Tuesday, December 4, 2007

...starting at center...E.J. Corey....

Yesterday I got an email from the folks at Wiley Scientific. They wanted me to know that the current issue of Journal of Pharmaceutical Sciences was available free of charge. The complimentary online access is in honor of Professor William Higuchi. I first thought to myself, "who the hell is William Higuchi." After further thought I realized, if a publication such as this is going to make such a fuss over someone, that someone is probably very important in that field. Perhaps I am a bit naive when it comes to the big players in the world of pharmaceutics. Well, to be honest, I should drop the "perhaps" in that last sentence.

I found myself in the same situation I find my students in. Most of my students (at least early on) have never heard of E.J. Corey, Woodward, Sharpless, Trost, Grubbs, etc... I had never heard of Higuchi but upon reading the article in the JPS and on his website, I realized he is quite the deal in pharmaceutics.

I'm much more familiar with organic chemists. A few years ago, as a way of putting the players in this field in perspective for my students, I started using sports analogies. This worked for 80% of my students.

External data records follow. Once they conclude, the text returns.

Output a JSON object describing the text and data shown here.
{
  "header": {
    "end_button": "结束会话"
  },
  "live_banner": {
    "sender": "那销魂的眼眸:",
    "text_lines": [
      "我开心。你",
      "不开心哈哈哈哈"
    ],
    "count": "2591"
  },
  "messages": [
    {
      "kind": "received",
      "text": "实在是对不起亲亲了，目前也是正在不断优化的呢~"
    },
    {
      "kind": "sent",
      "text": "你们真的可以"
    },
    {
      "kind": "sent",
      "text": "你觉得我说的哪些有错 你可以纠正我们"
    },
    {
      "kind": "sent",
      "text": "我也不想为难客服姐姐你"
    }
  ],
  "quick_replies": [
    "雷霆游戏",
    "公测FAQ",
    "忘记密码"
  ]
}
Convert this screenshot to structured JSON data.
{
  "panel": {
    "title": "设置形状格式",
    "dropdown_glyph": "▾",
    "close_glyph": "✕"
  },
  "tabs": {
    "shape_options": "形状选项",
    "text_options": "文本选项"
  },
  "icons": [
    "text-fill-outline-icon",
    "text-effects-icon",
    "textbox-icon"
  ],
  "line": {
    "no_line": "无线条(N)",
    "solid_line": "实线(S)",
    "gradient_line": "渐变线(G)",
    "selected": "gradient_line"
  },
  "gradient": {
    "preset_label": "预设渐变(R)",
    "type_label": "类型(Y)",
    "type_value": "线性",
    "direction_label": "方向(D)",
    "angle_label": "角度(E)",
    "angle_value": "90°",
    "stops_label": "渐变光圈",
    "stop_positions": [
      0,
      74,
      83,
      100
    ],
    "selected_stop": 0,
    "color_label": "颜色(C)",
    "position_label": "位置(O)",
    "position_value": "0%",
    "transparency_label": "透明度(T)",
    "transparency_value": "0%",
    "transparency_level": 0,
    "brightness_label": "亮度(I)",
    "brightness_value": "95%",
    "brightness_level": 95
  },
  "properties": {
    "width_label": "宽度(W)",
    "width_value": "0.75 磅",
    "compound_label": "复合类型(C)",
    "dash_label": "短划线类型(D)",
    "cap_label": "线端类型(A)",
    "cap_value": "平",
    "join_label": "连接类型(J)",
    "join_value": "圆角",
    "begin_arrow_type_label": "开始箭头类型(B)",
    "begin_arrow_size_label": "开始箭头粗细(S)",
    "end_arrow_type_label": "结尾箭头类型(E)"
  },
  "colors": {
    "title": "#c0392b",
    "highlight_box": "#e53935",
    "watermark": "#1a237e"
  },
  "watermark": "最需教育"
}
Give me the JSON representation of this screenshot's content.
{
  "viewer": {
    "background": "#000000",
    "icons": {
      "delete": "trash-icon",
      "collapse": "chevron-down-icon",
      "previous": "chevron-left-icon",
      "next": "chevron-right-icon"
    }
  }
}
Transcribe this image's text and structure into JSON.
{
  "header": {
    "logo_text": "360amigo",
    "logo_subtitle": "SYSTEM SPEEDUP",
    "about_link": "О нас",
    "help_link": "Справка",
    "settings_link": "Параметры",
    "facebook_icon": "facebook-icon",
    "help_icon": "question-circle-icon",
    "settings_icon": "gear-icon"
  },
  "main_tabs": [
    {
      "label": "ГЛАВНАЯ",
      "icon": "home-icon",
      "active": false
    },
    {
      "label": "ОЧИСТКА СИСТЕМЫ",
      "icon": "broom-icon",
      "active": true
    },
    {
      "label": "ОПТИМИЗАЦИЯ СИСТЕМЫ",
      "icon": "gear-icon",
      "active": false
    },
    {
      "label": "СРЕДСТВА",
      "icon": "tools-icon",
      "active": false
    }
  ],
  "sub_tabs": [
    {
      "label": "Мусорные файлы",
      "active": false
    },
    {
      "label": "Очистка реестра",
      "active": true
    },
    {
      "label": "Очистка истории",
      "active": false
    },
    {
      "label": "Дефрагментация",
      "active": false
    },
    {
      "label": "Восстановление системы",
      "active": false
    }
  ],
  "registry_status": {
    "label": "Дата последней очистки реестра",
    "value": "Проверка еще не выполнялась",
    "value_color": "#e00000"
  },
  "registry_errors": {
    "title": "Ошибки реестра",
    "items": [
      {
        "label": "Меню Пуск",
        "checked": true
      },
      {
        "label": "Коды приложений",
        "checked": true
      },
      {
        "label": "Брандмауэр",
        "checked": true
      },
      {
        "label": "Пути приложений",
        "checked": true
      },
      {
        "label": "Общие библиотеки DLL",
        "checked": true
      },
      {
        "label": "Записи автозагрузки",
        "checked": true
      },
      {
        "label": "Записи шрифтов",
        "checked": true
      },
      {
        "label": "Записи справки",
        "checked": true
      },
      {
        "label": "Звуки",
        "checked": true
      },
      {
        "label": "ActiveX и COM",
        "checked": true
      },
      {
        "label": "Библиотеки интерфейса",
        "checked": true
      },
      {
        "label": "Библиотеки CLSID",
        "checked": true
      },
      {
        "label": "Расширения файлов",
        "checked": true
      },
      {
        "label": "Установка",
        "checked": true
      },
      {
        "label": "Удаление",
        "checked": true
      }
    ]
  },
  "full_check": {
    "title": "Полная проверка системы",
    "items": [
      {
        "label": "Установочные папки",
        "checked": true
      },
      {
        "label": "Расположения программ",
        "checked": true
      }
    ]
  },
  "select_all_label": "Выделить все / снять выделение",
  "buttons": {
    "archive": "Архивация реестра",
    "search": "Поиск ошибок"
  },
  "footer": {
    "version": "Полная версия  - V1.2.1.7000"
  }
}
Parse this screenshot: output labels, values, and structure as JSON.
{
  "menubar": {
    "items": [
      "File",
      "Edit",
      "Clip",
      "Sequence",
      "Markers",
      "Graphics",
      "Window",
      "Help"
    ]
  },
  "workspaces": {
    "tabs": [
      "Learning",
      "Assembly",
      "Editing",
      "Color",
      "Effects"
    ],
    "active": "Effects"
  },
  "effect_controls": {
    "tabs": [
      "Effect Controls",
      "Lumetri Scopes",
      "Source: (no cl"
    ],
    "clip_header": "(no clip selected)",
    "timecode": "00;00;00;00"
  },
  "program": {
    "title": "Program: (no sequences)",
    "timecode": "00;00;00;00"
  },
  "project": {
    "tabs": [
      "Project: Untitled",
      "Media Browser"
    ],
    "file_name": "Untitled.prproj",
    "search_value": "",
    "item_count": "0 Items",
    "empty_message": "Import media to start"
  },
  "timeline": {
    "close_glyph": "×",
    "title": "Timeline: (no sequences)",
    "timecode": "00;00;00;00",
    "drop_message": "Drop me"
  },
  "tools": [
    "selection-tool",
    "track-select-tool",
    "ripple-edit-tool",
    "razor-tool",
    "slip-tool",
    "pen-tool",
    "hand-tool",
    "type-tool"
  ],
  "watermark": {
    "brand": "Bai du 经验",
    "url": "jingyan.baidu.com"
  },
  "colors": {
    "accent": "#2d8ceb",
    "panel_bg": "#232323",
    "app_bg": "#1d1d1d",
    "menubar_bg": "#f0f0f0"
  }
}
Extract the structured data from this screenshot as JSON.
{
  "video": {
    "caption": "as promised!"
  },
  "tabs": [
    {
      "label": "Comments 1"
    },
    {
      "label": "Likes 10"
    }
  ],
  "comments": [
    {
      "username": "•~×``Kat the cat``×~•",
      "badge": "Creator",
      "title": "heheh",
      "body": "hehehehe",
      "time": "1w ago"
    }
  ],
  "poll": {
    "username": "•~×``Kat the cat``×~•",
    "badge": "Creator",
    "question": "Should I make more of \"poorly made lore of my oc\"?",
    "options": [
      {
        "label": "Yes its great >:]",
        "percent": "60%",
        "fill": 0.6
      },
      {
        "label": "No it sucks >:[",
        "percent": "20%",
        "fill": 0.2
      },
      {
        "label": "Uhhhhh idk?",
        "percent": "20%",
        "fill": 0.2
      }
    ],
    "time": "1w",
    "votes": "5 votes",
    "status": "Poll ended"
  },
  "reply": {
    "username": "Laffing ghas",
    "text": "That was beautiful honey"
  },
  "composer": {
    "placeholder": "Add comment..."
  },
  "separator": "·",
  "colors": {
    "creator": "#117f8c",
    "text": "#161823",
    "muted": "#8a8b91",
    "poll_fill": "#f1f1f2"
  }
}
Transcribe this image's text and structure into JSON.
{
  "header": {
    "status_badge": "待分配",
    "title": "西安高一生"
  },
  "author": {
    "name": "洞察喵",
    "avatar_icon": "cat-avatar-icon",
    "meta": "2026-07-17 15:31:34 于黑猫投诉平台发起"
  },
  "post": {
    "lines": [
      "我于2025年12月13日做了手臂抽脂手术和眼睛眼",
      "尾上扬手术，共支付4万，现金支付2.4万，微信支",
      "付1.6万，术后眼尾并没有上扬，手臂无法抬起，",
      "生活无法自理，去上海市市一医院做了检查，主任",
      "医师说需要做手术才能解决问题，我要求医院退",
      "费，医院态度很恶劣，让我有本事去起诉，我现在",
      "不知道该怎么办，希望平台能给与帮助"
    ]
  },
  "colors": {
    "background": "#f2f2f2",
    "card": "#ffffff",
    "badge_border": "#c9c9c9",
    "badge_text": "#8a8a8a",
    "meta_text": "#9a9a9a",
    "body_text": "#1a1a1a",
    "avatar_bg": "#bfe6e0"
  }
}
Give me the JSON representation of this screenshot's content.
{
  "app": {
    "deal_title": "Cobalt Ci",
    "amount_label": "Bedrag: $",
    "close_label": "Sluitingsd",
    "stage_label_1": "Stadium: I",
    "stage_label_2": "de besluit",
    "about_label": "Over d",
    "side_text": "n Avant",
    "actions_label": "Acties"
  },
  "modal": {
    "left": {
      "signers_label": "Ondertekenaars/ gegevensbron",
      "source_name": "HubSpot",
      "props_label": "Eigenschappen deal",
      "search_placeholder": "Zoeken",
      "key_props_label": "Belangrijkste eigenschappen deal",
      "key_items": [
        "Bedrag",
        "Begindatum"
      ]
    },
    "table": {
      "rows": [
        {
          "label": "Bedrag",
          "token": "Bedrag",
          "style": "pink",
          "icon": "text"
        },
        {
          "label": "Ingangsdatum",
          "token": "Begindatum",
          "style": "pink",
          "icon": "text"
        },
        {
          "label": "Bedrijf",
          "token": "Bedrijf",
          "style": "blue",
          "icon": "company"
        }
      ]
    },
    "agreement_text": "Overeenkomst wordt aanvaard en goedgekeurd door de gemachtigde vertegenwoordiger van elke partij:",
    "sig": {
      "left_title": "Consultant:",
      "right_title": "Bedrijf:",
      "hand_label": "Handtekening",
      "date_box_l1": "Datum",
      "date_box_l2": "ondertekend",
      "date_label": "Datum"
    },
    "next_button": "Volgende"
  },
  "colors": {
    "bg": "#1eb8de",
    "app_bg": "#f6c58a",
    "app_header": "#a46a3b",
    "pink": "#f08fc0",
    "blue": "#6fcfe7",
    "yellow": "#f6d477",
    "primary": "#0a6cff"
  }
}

The other 20% were annoyed that once again I had boiled something down to sports [1].

I'll stick with the NBA since most of the players are fairly recognizable.
E.J. Corey is the Larry Bird of Chemistry
Grubbs is the Kobe Bryant of Chemistry
Sharpless is the Magic Johnson of Chemistry
Hoffmann is the Scottie Pippen of Chemistry
Nicolaou is the Karl Malone of Chemistry

These are fairly big names and they correspond to big names in the NBA. Frankly, the names get swapped around all of the time, but the point is made that if Chemistry was a spectator sport, we would know all of these names.

So, who are your superstar chemists and what sports figure are they analogous to? Who is the Michael Jordan of Chemistry? Better yet, who is the Luke Walton, Stephan Marbury, Vlade Divacs etc... of Chemistry?

[1] For me, most of my analogies involve sports or kindergarteners, but the kindergartener thing is another post.


Russ said...

Emil Fischer is the James Naismith of Organic Chemistry.

Chemgeek said...


I tried to stay away from the old school guys. There's just too many.